SOME history is being made in the stock markets as well as in Cyprus and the Gulf of Tongking. Wall Street has suffered the first sizeable fall since its 'high' in July when the Dow Jones industrial index touched 851. Thurs- day of last week was the worst day for the market since President Kennedy's assassination, the index tumbling ten points to 823. The British investor might take advantage of such falls, especially as the investment dollar premium has fallen to 10 per cent, for the industrial news in America remains good. Unemployment is still falling, the second quarter's reports from the company board-rooms are excellent and divi- dends are occasionally being raised. According to the indices, the average dividend yield on equities is now 2.98 per cent and the average earnings yield 5.23 per cent. As earnings are shown and dividends paid after deduction of American corporation tax, these yields would have to be 'grossed up' for comparison with British. On the face of it, Wall Street cannot be regarded as high.
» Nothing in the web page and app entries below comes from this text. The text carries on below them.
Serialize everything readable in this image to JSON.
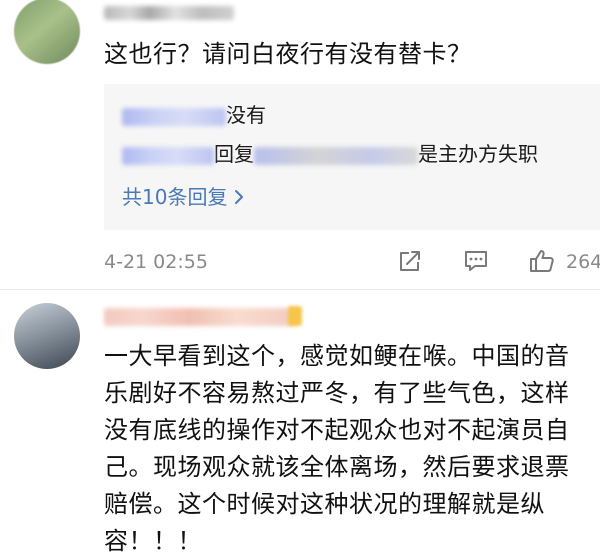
{
  "comments": [
    {
      "text": "这也行？请问白夜行有没有替卡？",
      "replies": [
        {
          "suffix": "没有"
        },
        {
          "middle": "回复",
          "suffix": "是主办方失职"
        }
      ],
      "more_replies": "共10条回复",
      "timestamp": "4-21 02:55",
      "like_count": "264"
    },
    {
      "text": "一大早看到这个，感觉如鲠在喉。中国的音乐剧好不容易熬过严冬，有了些气色，这样没有底线的操作对不起观众也对不起演员自己。现场观众就该全体离场，然后要求退票赔偿。这个时候对这种状况的理解就是纵容！！！"
    }
  ],
  "colors": {
    "link": "#4a79b8",
    "meta": "#8a8a8a",
    "reply_bg": "#f6f6f6"
  },
  "icons": [
    "share-icon",
    "comment-icon",
    "like-icon",
    "chevron-right-icon"
  ]
}
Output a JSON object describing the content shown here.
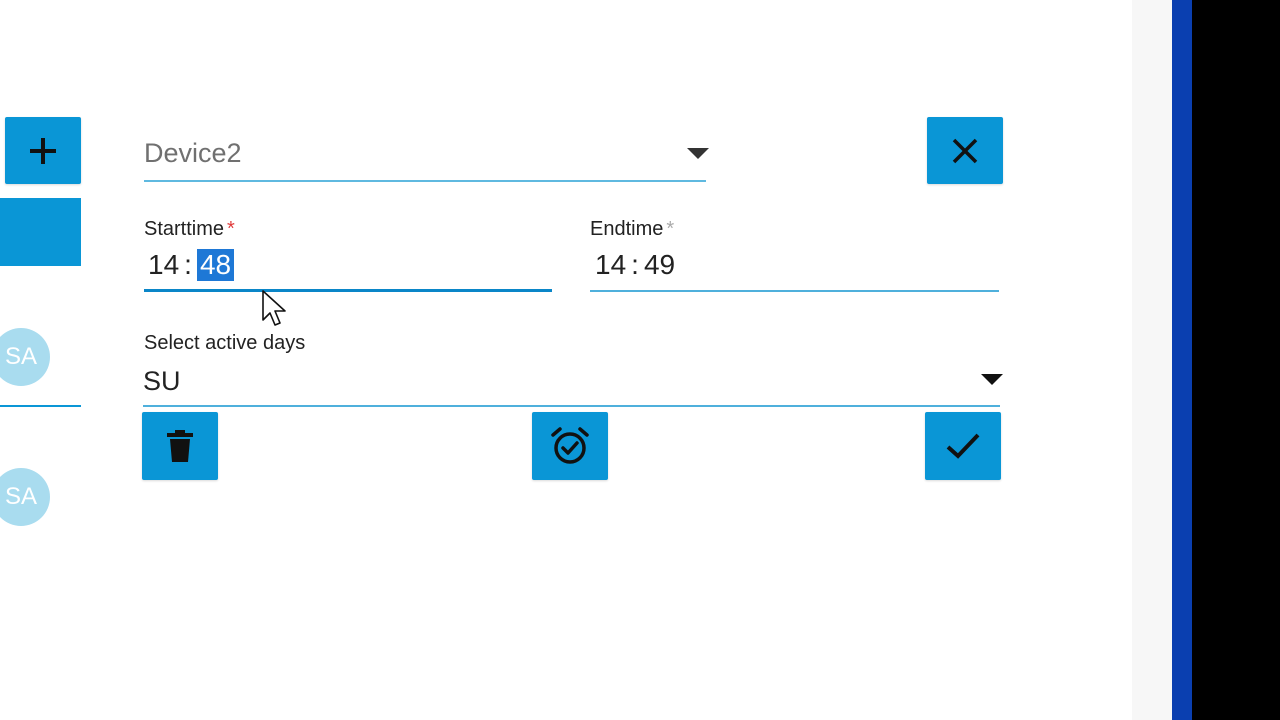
{
  "device_select": {
    "value": "Device2"
  },
  "starttime": {
    "label": "Starttime",
    "required_mark": "*",
    "hours": "14",
    "separator": ":",
    "minutes": "48"
  },
  "endtime": {
    "label": "Endtime",
    "required_mark": "*",
    "hours": "14",
    "separator": ":",
    "minutes": "49"
  },
  "active_days": {
    "label": "Select active days",
    "value": "SU"
  },
  "sidebar": {
    "avatars": [
      "SA",
      "SA"
    ]
  },
  "colors": {
    "accent": "#0a96d6",
    "selection": "#1e78d6",
    "required": "#e03b3b"
  }
}
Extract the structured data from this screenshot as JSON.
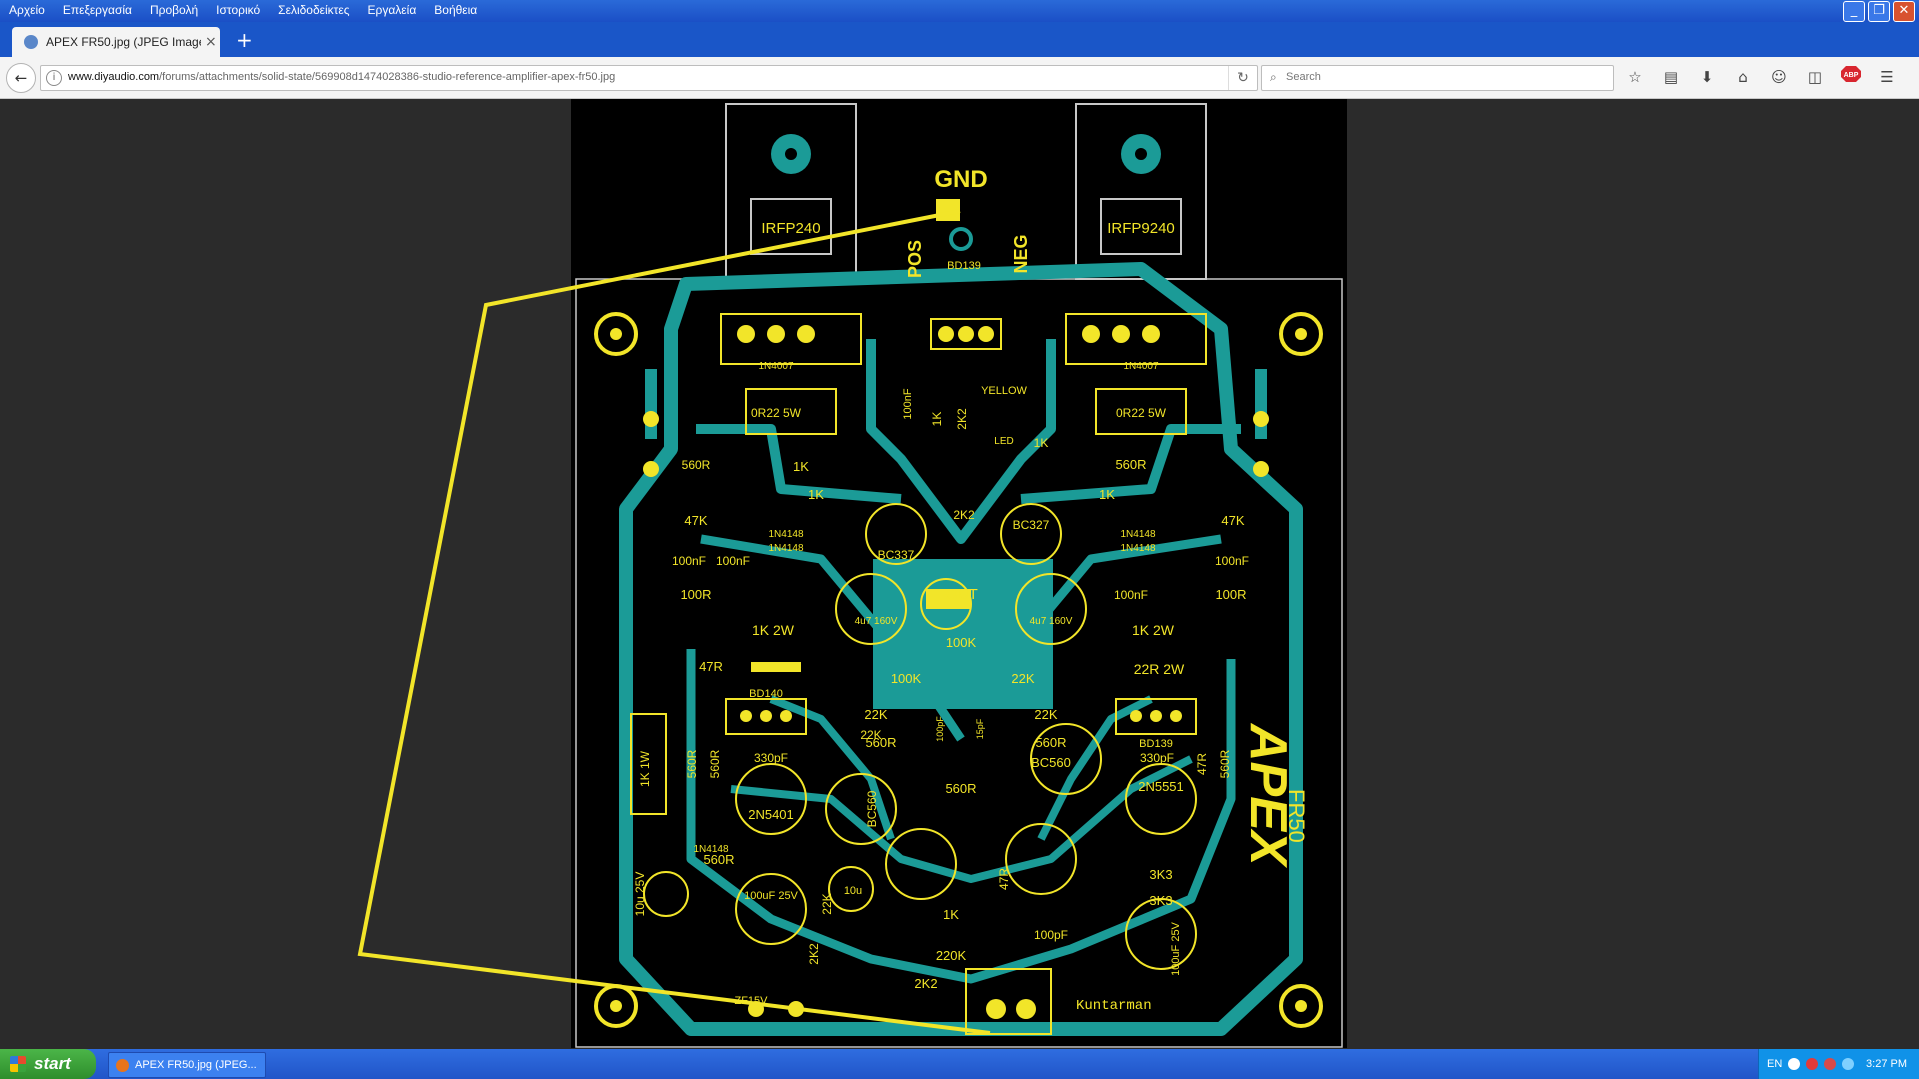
{
  "menu": [
    "Αρχείο",
    "Επεξεργασία",
    "Προβολή",
    "Ιστορικό",
    "Σελιδοδείκτες",
    "Εργαλεία",
    "Βοήθεια"
  ],
  "window_controls": {
    "minimize": "_",
    "restore": "❐",
    "close": "✕"
  },
  "tab": {
    "title": "APEX FR50.jpg (JPEG Image, ...",
    "close": "×",
    "new_tab": "+"
  },
  "address": {
    "host": "www.diyaudio.com",
    "path": "/forums/attachments/solid-state/569908d1474028386-studio-reference-amplifier-apex-fr50.jpg"
  },
  "search": {
    "placeholder": "Search"
  },
  "toolbar_icons": [
    "star-icon",
    "reading-list-icon",
    "download-icon",
    "home-icon",
    "chat-icon",
    "pocket-icon",
    "adblock-icon",
    "menu-icon"
  ],
  "adblock_label": "ABP",
  "pcb": {
    "gnd": "GND",
    "pos": "POS",
    "neg": "NEG",
    "left_mosfet": "IRFP240",
    "right_mosfet": "IRFP9240",
    "driver_top": "BD139",
    "brand": "APEX",
    "model": "FR50",
    "author": "Kuntarman",
    "out": "OUT",
    "parts": [
      "0R22 5W",
      "0R22 5W",
      "1N4007",
      "1N4007",
      "560R",
      "560R",
      "1K",
      "1K",
      "1K",
      "1K",
      "47K",
      "47K",
      "1N4148",
      "1N4148",
      "1N4148",
      "1N4148",
      "100nF",
      "100nF",
      "100nF",
      "100nF",
      "100R",
      "100R",
      "BC337",
      "BC327",
      "4u7 160V",
      "4u7 160V",
      "100K",
      "100K",
      "1K 2W",
      "1K 2W",
      "47R",
      "22R 2W",
      "22K",
      "22K",
      "22K",
      "22K",
      "BD140",
      "BD139",
      "560R",
      "560R",
      "330pF",
      "330pF",
      "2N5401",
      "2N5551",
      "BC560",
      "BC560",
      "560R",
      "1K 1W",
      "560R",
      "560R",
      "47R",
      "560R",
      "3K3",
      "3K3",
      "100uF 25V",
      "10u 25V",
      "100uF 25V",
      "1K",
      "220K",
      "2K2",
      "100pF",
      "ZF15V",
      "47R",
      "2K2",
      "YELLOW",
      "LED",
      "2K2",
      "2K2",
      "1K",
      "100nF",
      "100pF",
      "15pF",
      "560R",
      "1N4148",
      "10u",
      "22K"
    ]
  },
  "taskbar": {
    "start": "start",
    "task": "APEX FR50.jpg (JPEG...",
    "lang": "EN",
    "clock": "3:27 PM"
  }
}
An interesting comparison between UK WOOLWORTH and American WOOL- WORTH shows a higher earnings yield for the American, and on dividends, too, when 'grossed up.'
Shipping and P and 0 No war scare leaves the shipping market un- ruffled and, true to form, both P AND o and FUR- NESS WITHY have risen, helped in the first case by a good half-yearly report and in the second by an excellent yearly statement with profits sharply up and the dividend raised from 8 per cent to 10 per cent. The yield at 33s. 9d. is 6.1 per cent. Forecasts from the P and 0 chairman have not been very helpful. In June last year the promise was a maintained 10 per cent dividend on a capital increased by a one-for-ten scrip issue (effectively restoring the 11 per cent rate), but in March this year the chairman said that profits were unlikely to show any further increase for the year to September. Now comes the report for the half-year to March with the trading surplus up by £2 million and the promise of a 'little better' result for the final half. And there is to be a one-for-three scrip issue with the promise of a maintained 10 per cent dividend on the bigger capital (an effective rise of 21 per cent). At 41s. 3d. the shares yield 6.4 per cent and should be held as the leader of this market.
Mergers in the textile industry will undoubtedly continue and ASHTON BROTIIERS (HOLDINGS) will probably be in the picture. This vertical combine, claiming progressive management and high tech- nical efficiency, has already taken over various concerns which improve its organisation, especi- ally at the finishing end, and its recent excellent results for 1963-64 by no means fully reflect the benefits which it should derive from integration and re-equipment. The shares have come up this year from 33s. and at 45s. 9d. yield 5.2 per cent on the 12 per cent dividend covered one and a half times. The chairman has reported that deliveries in the first quarter of the current trading year are 15 per cent up and looks for another promising result. The company could be in the takeover lists.
Anglo-Ceylon Some of my readers were a little surprised when I recommended on February 28 ANG LO- CEYLON AND GENERAL ESTATES at 24s. 6d.-a company with some tea estates in Ceylon whose profits are mainly derived from sugar produc- tion in Mauritius. The price was equivalent to 9s. 6d., as a three-for-two scrip issue was later distributed. My information at that time was that profits for the year ended March would probably be doubled. They were, but the divi- dend was not doubled. The shares have come back slightly to 8s. 3d. to yield 15 per cent on the increased dividend of 24 per cent. A specula- tion, of course, but a handsome yield suitable for high-yielding portfolios and unit trusts.